Information on Urinary Tract Infections and Seniors

Anyone who has experienced a urinary tract infection (UTI) knows how painful they are.  Think about how horrible it would be if you were unable to recognize or communicate your symptoms to anyone.  Family members and caregivers play an important role in recognizing symptoms and seeking medical attention.  Amanda Smith, M.D., medical director at the Byrd Alzheimer's Institute at the University of South Florida suggests that caregivers be on the lookout for these six symptoms:
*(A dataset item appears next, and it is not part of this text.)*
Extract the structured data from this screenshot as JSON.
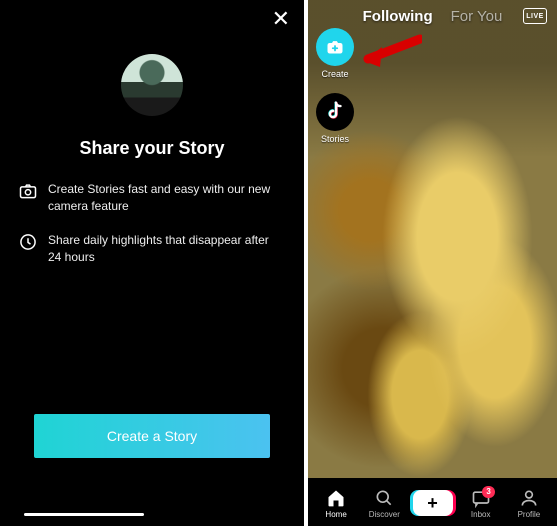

  • The need to go to the bathroom frequently or urgently
  • Complaints of discomfort while urinating
  • Frequently touching themselves
  • Cloudy, dark, or foul-smelling urine
  • A new onset of incontinence
  • Any sudden change in mental status such as lethargy, hallucinations, restlessness or yelling when it was not present before

Dr. Smith also warns caregivers to seek medical attention as soon as possible if their loved one becomes difficult to wake up, since this can be a sign of delirium, which is considered a medical emergency. (1)

Most have always heard of UTIs and bladder infections as being 2 separate things.  The following definition from the University of Berkely California and the table from the Mayo clinic below helps to explain their correlation. "Bladder infection, also called “UTI” or cystitis is a bacterial infection of the urinary bladder." It occurs when bacteria contaminates the urethral opening (the tube that connects the bladder to the outside of the body) and travels upwards into the bladder. Normally, bacteria does not live in the bladder or urethra. When a bladder infection occurs, common symptoms include burning with urination, frequency and urgency of urination and sometimes blood in the urine. If the infection travels upward beyond the bladder into the kidneys, it is called a kidney infection or “pyelonephritis”. A kidney infection can cause urinary symptoms, but also fever, back pain and vomiting." (2)

The symptoms above from Dr. Smith help in detecting UTI's in others.  The below table explains how each type of UTI may result in more-specific signs and symptoms, depending on which part of your urinary tract is infected; helpful in self detection and understanding discussions with your doctor.

Part of urinary tract affected Signs and symptoms
Kidneys (acute pyelonephritis) Upper back and side (flank) pain
High fever
Shaking and chills
Bladder (cystitis) Pelvic pressure
Lower abdomen discomfort
Frequent, painful urination
Blood in urine
Urethra (urethritis) Burning with urination